[EXERCISE DETAILS]: Scan the data below for the string "Доходы". Show every line where it turns up.

DATASET EXTRACT START

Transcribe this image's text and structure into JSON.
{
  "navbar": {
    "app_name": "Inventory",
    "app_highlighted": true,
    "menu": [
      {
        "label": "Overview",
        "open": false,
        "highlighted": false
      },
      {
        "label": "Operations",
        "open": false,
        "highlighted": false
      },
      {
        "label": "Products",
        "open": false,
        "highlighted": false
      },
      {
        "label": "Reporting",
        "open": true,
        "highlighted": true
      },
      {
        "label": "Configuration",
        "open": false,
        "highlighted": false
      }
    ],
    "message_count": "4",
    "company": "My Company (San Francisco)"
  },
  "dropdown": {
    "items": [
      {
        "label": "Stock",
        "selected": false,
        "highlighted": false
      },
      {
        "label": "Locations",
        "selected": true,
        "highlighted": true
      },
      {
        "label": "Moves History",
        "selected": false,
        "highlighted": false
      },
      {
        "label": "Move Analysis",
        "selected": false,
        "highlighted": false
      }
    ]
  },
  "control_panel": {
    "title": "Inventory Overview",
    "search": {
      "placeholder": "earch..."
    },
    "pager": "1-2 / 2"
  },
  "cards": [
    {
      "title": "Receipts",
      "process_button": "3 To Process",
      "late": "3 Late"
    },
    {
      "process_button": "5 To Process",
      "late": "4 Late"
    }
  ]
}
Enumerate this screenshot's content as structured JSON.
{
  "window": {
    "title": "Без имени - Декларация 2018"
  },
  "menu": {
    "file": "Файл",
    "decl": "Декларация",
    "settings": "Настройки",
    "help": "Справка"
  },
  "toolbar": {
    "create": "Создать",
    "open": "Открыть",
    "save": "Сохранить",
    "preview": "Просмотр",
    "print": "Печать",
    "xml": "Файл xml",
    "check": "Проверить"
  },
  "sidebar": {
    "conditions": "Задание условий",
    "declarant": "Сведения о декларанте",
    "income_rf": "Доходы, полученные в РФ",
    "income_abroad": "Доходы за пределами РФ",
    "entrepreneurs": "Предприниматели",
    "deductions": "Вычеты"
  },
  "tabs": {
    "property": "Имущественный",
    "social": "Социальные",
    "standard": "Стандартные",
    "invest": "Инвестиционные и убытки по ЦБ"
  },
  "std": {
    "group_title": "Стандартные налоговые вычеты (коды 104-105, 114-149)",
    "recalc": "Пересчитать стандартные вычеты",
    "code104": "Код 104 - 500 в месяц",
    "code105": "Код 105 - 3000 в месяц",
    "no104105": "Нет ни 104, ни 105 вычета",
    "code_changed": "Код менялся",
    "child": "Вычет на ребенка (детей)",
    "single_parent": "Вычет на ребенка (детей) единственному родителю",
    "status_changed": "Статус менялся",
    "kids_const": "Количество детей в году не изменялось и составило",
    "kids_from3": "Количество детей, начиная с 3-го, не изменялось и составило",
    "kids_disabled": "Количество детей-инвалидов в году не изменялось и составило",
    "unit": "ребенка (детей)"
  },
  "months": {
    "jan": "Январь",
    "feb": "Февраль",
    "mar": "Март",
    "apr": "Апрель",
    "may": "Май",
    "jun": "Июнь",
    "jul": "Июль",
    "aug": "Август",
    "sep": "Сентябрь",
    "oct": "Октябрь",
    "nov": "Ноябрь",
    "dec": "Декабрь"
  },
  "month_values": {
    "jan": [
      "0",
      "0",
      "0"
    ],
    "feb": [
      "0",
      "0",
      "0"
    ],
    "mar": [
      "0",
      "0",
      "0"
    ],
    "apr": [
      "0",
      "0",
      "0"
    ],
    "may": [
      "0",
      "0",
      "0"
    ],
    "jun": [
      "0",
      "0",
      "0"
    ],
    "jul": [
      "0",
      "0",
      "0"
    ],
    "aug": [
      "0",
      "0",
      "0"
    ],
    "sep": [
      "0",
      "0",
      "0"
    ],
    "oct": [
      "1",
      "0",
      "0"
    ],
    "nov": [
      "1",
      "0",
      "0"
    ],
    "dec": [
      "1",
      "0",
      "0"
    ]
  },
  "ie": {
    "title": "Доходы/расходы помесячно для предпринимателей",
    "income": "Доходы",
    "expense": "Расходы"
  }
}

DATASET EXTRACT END

[ANSWER TO THE PROBLEM]:
    "income_rf": "Доходы, полученные в РФ",
    "income_abroad": "Доходы за пределами РФ",
    "title": "Доходы/расходы помесячно для предпринимателей",
    "income": "Доходы",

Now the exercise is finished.